Our report caused a stir, but while anti-nepotism laws bar members of Congress from hiring relatives for their official staffs, they continue to put family members on the campaign payroll. The campaign of Rep. Rodney Alexander, R-La., who retired last month to take a job with Louisiana Gov. Bobby Jindal’s administration, has paid his two daughters nearly $190,000 in salary since January 2011. Freshman Rep. Kevin Cramer, R-N.D., put his wife, Kris, on his campaign payroll less than two weeks after his swearing-in last January; his campaign has reported paying her more than $12,000 since then.
As “60 Minutes” reported, CREW found that retired Rep. Ron Paul, R-Texas, had at least six family members on the payroll during the 2008 and 2010 campaign cycles. Now retired and no longer running for any office, he’s still paying family members. Paul’s daughter, Lori Pyeatt, has received more than $16,000 so far this year in salary payments from his congressional campaign committee, his presidential campaign committee and his leadership PAC.
Some members of Congress have defended the practice of hiring family members, with one arguing, as Alexander did, “If one can’t trust their daughter, then who can they trust?” Others claim their family members are qualified. Sen. Michael B. Enzi, R-Wyo., for instance, has paid his daughter-in-law’s company more than $150,000 for fundraising consulting since 2011 alone. Enzi has said his daughter-in-law Danielle was a fundraiser before she married into the family, and he’s happy with her work.

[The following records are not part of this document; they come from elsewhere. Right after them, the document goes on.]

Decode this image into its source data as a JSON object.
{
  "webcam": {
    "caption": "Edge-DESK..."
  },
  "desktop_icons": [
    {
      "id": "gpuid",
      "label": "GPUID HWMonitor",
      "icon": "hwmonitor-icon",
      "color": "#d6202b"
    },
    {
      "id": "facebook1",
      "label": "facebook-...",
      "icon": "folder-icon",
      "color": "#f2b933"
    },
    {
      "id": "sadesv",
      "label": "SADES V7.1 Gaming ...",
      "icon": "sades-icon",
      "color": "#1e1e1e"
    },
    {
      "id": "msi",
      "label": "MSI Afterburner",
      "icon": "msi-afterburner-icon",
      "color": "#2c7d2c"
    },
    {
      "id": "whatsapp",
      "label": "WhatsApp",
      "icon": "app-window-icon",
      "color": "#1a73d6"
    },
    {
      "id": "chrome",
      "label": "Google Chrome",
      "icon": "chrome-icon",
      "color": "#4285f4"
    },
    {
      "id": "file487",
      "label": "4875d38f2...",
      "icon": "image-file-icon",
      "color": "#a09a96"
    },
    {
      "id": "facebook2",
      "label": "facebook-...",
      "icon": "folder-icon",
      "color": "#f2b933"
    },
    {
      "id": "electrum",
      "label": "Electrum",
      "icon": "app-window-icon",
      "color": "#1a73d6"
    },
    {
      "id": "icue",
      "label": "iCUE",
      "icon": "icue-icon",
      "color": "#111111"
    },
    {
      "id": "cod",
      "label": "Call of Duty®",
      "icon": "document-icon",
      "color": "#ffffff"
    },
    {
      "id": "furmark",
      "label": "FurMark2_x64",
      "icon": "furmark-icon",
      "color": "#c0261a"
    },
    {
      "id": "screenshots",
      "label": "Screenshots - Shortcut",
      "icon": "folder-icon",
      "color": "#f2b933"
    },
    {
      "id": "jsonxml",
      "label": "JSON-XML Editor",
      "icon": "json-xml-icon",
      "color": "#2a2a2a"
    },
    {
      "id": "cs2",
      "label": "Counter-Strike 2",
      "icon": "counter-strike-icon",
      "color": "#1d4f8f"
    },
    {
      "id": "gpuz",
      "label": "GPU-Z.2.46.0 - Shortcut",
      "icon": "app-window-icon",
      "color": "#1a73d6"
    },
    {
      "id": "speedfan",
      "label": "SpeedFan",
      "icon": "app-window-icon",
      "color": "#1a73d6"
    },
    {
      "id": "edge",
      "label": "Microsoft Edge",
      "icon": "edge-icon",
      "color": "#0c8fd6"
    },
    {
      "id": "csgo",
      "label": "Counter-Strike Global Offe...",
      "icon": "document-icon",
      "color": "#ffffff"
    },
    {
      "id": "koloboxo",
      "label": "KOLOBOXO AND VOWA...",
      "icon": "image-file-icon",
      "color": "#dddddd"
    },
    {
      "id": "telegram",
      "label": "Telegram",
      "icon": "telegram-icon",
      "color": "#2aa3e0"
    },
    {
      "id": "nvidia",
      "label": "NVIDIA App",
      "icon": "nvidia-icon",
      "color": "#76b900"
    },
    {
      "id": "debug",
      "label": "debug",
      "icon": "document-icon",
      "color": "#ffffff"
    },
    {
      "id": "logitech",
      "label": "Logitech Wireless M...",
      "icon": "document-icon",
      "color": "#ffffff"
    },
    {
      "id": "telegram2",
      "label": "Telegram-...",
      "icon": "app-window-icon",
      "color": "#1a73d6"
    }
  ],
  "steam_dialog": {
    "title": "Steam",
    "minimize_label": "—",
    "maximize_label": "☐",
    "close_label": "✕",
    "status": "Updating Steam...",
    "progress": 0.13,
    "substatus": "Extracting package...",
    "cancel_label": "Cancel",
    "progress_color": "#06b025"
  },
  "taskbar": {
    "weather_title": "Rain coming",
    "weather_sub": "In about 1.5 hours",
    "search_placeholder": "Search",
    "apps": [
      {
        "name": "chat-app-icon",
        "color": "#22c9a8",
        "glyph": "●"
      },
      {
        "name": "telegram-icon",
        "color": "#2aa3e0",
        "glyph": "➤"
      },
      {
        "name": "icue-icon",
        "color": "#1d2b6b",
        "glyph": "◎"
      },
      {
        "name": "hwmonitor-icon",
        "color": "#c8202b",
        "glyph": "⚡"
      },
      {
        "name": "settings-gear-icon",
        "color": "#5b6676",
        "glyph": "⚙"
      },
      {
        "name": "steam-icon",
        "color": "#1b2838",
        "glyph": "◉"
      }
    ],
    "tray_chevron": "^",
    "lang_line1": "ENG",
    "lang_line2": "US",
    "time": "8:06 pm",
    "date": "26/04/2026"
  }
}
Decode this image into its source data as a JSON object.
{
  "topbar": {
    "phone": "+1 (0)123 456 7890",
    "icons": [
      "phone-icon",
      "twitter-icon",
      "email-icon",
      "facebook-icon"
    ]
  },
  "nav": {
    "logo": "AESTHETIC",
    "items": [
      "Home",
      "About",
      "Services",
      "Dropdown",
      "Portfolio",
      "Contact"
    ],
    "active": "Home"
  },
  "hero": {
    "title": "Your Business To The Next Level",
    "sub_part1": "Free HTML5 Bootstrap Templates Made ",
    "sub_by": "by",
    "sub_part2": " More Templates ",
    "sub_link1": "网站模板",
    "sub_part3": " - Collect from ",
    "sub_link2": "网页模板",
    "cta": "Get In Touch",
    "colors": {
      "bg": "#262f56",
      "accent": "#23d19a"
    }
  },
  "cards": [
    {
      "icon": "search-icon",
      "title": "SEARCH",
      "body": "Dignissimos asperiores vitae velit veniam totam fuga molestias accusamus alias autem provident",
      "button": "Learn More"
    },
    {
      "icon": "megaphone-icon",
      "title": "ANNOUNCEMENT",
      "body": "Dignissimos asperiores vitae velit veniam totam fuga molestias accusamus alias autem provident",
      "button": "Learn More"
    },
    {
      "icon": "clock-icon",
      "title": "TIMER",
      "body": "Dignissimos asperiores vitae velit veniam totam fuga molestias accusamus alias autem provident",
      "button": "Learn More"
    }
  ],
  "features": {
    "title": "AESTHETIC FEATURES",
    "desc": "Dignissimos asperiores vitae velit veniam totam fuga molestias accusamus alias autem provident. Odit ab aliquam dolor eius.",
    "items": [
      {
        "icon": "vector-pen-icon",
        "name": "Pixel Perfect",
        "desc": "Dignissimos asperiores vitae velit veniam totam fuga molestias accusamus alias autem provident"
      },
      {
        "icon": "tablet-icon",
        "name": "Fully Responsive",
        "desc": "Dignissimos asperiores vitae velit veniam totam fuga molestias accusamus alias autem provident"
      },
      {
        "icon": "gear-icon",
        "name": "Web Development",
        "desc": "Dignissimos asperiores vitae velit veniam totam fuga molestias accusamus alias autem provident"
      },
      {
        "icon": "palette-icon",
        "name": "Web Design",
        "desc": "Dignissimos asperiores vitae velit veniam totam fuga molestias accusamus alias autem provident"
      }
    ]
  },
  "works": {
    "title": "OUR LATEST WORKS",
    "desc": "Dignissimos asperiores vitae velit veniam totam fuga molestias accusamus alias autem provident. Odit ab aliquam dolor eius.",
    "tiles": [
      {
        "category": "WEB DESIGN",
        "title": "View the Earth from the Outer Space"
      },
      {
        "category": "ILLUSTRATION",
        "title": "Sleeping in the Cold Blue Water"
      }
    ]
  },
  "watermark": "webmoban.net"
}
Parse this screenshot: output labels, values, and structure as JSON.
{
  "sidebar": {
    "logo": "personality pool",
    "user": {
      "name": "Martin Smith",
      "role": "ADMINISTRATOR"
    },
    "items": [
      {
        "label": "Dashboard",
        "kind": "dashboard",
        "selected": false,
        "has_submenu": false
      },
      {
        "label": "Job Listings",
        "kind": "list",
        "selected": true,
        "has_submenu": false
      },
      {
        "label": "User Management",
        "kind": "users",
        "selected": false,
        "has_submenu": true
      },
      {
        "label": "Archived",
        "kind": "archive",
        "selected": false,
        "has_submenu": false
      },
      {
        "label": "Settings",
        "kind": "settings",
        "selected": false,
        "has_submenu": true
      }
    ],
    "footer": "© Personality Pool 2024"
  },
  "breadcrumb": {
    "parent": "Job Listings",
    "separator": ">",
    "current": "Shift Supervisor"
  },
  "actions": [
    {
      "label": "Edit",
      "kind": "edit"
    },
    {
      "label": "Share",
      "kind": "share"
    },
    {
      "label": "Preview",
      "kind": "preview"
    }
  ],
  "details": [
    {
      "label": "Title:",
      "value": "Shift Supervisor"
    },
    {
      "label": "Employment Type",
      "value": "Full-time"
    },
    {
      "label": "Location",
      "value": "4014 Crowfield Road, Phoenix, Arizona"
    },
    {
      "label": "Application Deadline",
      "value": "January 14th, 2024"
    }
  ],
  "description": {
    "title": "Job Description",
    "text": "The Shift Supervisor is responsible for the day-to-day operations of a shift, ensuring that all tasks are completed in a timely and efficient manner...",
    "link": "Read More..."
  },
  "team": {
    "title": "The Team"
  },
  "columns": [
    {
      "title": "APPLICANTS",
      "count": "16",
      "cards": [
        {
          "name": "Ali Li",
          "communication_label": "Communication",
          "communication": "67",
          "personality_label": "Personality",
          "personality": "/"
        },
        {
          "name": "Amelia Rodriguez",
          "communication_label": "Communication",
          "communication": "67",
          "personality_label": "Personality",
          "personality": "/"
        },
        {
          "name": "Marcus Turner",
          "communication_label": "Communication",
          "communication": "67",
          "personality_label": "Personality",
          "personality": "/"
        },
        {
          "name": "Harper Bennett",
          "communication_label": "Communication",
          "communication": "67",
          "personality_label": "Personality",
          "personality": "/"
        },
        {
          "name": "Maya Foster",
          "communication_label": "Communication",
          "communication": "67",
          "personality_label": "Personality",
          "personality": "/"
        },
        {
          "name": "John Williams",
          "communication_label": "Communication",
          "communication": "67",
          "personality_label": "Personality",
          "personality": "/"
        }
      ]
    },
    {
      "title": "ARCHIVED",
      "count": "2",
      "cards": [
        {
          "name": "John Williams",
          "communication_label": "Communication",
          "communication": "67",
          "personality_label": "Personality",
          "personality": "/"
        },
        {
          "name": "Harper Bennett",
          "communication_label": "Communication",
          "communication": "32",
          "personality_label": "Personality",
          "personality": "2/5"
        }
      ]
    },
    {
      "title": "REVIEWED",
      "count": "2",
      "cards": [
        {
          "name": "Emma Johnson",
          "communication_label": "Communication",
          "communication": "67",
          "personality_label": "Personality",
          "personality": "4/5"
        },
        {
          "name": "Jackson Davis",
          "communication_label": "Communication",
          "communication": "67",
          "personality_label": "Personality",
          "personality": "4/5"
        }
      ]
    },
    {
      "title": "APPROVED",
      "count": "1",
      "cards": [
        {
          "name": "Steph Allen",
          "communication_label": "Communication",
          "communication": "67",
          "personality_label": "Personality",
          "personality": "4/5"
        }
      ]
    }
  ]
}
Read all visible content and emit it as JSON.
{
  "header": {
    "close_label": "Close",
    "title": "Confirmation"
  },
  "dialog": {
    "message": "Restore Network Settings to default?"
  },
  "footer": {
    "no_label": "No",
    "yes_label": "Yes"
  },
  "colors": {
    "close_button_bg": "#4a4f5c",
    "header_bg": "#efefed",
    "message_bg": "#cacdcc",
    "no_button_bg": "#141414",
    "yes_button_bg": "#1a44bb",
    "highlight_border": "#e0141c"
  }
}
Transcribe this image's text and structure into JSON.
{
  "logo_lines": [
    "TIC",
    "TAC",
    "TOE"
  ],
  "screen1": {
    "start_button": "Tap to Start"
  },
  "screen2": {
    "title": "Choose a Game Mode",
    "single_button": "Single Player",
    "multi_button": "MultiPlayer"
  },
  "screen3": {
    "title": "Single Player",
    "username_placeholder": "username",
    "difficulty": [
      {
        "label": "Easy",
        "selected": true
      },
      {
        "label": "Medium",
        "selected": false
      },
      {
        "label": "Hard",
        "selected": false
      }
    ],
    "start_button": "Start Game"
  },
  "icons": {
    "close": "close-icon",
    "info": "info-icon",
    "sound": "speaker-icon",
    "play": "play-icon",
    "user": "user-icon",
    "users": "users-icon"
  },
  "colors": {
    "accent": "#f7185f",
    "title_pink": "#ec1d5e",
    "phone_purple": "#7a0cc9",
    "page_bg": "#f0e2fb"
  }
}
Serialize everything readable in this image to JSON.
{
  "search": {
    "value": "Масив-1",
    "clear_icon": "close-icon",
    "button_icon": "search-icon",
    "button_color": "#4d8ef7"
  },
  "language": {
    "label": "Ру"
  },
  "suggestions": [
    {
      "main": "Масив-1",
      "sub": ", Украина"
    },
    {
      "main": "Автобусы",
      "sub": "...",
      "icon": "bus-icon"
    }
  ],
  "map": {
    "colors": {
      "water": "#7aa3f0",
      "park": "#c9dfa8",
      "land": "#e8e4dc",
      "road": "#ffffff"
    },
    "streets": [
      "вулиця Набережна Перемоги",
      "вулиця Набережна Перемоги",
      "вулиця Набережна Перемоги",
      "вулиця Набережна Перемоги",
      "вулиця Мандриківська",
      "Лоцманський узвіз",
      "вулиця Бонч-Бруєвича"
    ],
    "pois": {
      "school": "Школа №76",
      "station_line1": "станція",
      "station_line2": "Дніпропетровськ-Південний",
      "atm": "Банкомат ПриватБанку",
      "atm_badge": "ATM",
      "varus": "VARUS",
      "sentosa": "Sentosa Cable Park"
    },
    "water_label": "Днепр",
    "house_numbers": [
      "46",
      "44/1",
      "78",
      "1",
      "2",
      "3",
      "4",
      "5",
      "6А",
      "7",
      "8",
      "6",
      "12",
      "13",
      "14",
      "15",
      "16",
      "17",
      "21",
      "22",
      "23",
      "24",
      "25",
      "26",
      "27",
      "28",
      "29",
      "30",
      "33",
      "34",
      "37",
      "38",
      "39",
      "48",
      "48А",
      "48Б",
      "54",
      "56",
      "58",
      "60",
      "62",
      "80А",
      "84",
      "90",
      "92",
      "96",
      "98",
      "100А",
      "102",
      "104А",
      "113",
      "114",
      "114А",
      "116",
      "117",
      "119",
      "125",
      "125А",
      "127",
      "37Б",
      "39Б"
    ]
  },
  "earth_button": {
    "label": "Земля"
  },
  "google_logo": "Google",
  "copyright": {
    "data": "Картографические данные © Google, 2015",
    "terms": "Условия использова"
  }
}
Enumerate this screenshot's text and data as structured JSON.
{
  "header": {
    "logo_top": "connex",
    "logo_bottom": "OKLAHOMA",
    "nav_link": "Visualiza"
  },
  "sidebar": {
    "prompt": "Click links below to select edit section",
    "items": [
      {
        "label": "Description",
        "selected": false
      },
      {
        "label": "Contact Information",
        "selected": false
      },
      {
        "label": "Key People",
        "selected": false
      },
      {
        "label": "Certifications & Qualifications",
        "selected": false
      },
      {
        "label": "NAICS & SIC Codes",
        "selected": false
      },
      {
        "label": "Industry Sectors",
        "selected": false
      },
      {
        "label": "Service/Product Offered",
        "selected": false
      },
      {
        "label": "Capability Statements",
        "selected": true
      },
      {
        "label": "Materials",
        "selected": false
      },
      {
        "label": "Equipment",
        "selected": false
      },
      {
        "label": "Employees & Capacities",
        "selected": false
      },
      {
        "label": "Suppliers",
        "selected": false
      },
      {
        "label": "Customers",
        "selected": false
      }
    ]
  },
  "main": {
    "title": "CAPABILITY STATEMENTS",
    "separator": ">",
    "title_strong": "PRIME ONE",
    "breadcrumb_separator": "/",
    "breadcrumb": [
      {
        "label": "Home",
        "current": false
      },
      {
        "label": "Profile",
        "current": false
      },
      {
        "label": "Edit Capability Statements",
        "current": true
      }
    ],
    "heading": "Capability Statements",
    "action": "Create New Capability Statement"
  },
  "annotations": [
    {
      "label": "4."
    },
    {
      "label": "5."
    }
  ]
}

To be sure, the Federal Election Commission, the government’s campaign finance watchdog, specifically allows candidates to use campaign funds to pay family members who provide bona fide services and are paid fair market value. Such arrangements are rarely challenged, however, and wispy reporting requirements and elastic definitions make it difficult to determine whether family members are doing the work they are paid to do. Weak oversight by the FEC compounds the problem.